I’ve gotten into the habit of doing it, of pouring anxiety into that space, that gap that is this holiday. My back tenses. The muscles grow rigid, immoveable. They feel like fashioned iron. Boxing Day. A nothing day, really. An anti-climax, Christmas gone. What else is there to say?
We had to shop. We needed fresh. The shelves were empty. Everything is topsy-turvy. Neither of us do well under such conditions. We like the tracks, the well-worn directions.
I sew, teaching myself cross-stitch. Idle hands. And I listen to Clive James talking to John Wilson. His father, a soldier in the Second World War, was taken prisoner by the Japanese. He died on his way home from being released. I had to be the man of the house, James said, I was scared stiff. I’m still scared. James is dying. I’m at the terminus, he says. He is open about it and without self-pity. He talks about his work. I wanted to be good so much that I didn’t enjoy anything. He lives in Cambridge. We would pass his house on our way into town. There was an Euan Uglow painting visible from the window. It was of a lemon.
We go for coffee. Is your name Mark? he asks. Mark is cheerful. Yes, he says. You may know me from the Post Office at the SPAR. I work here now, he says, collecting our empty cups. Everyone is cheerful. Sam and Emma have had good Christmas Days. Though Emma’s oven broke. We cooked the turkey the day before, she says, thank God, every thing else had to be mashed. On Christmas Eve all the staff dressed up. I love Christmas, Emma said. I’m going to dress up as a Christmas Tree. Sam had on a bowler hat and sequins stuck onto her face. Ta-da!, she said standing before us, her arms outstretched and looking like Liza Minelli in Cabaret, I’m Jack Frost. Toby was an elf.
Is it morbidity? This obsession, or let’s say curiosity, about death. Surely it would have an ia at the end, like other anxieties, he says. Maybe, I say. Morbidia? he suggests. I noticed it last night as we watched Call the Midwife. Sister Monica Joan was lying on a makeshift couch, nearing her end. I wanted to be her. I felt it. I wanted to be near my end. All that stuff sloughed off. That minutiae, that background noise of care and worry, that is really nothing at all. I wanted to be in a state of recognition, of paying attention to what is important. I wanted the focus of death. Of course, I have a romantic view of it. Was it Camile? Or Candide? Or the Lady of the Camelias? Lying on her chaise-longue looking ‘interesting’ in her state of near death from consumption. In reality there is pain, loss, fear. We cannot ever know how another truly feels. I watched my mother-in-law and my father, both twitching with it, their bodies not knowing how to be peaceful with the process, not, that is, until the very end. How can the living know? But how I seek it’s calm. That final succumbing.

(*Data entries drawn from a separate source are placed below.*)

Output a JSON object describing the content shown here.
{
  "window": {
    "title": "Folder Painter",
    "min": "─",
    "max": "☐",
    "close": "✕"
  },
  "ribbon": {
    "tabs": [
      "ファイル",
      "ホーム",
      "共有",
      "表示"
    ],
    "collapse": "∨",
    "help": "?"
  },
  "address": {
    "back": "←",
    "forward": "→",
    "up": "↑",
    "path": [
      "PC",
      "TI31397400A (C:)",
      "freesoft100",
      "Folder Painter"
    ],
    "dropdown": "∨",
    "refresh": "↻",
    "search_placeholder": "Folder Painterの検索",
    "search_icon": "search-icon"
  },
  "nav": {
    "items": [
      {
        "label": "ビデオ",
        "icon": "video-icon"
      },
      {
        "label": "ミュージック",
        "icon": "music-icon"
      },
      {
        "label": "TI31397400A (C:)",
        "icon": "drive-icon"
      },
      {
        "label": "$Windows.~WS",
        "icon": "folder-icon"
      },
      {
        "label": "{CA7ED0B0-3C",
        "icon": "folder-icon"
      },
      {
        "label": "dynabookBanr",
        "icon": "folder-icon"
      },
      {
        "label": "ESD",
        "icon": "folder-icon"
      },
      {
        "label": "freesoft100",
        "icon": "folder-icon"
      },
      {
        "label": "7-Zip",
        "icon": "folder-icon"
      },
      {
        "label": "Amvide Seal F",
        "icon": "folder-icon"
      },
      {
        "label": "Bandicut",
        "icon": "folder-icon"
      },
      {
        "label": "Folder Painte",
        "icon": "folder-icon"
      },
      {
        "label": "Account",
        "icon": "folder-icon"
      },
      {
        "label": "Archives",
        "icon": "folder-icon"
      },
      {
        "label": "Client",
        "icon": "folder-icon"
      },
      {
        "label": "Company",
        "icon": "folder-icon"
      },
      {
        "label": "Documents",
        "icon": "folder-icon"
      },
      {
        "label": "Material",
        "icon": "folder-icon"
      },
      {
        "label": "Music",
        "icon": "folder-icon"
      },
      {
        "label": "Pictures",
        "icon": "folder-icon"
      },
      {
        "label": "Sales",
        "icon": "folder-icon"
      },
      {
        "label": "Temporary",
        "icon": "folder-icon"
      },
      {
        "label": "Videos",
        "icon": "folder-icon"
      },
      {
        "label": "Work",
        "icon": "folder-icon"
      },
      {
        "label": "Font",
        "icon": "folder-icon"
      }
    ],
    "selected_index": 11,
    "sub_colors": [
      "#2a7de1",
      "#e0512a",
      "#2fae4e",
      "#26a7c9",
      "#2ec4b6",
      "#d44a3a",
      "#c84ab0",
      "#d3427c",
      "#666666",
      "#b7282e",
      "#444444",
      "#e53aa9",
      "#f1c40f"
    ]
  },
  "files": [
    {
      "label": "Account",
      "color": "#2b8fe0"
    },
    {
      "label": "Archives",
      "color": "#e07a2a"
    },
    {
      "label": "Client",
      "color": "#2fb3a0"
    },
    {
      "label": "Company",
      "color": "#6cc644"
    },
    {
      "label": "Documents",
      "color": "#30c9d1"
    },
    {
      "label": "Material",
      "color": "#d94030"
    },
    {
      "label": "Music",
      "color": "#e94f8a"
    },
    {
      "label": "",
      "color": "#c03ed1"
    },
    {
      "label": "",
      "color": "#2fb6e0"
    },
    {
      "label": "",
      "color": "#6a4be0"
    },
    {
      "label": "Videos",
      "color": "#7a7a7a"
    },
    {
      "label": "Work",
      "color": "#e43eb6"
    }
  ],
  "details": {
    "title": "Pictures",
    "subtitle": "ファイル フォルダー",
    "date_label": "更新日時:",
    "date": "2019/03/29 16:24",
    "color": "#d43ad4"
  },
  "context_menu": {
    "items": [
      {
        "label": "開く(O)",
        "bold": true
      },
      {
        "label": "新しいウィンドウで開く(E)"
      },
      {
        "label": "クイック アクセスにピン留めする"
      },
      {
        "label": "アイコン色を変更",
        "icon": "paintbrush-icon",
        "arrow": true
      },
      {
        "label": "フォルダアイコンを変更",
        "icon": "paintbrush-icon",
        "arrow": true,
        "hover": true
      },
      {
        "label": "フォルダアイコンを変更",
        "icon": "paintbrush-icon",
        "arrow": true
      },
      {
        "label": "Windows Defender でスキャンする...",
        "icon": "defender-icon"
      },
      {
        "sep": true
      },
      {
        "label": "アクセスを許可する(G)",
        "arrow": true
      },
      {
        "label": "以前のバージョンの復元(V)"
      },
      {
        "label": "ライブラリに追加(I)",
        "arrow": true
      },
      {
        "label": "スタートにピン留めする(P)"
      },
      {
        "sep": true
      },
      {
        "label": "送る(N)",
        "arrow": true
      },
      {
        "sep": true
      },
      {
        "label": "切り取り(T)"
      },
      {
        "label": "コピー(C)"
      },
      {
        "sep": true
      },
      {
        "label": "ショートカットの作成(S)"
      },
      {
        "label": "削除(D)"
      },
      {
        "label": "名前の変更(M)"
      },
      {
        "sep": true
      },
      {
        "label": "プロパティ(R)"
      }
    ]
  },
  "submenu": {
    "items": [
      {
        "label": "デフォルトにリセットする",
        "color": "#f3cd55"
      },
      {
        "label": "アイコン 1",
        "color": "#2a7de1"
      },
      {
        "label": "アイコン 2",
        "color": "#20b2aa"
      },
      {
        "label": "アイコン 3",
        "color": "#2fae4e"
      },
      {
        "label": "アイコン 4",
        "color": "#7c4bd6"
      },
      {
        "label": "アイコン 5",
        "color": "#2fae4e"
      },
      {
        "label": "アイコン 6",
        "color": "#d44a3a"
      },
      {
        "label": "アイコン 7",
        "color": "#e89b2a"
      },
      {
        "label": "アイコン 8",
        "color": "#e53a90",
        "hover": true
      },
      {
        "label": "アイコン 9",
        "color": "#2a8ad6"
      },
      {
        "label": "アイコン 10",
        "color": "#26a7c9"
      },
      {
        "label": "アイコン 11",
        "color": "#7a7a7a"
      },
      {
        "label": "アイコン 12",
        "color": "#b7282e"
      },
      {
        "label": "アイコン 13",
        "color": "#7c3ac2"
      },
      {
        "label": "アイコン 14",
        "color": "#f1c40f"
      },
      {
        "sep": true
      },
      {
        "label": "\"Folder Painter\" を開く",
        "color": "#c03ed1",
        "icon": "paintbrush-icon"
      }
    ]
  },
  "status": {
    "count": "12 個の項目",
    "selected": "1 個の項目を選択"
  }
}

She had her arms full. Five rolls of it. Wrapping paper with Seasons Greetings printed all over it. It’s Boxing Day. Is it a cost saving exercise? Stock up for next year? Her husband looked like a farmer. There was another man. Hi, he says, as we get into the car. How’s it going? I went to school with him, he says, shutting the door. The woman is small in stature. Her mouth is open staring at the two men talking. She grapples with the rolls of paper. Her mouth is open and in her bottom row she has only one tooth.
He stops the car and bounds out. Is a fiver OK do you think? he asks. He’s sitting in the doorway just beyond Smiths, a paper cup outstretched. He re-enters the car. I think he’s a bit drugged-up. Not that I can blame him, I’d do the same if I was sleeping on the streets. I think I saw him this morning sleeping in the shelter. I wish I’d brought the biscuits. I’ll take them tomorrow, wrapped in a red bow. Merry Christmas. Someone thinks of you. He always looks so sad, he says.
No sun today. The sky is a grey-white. A seagull flies high above the roofs, circling.
It’s all about words, James says, all about words.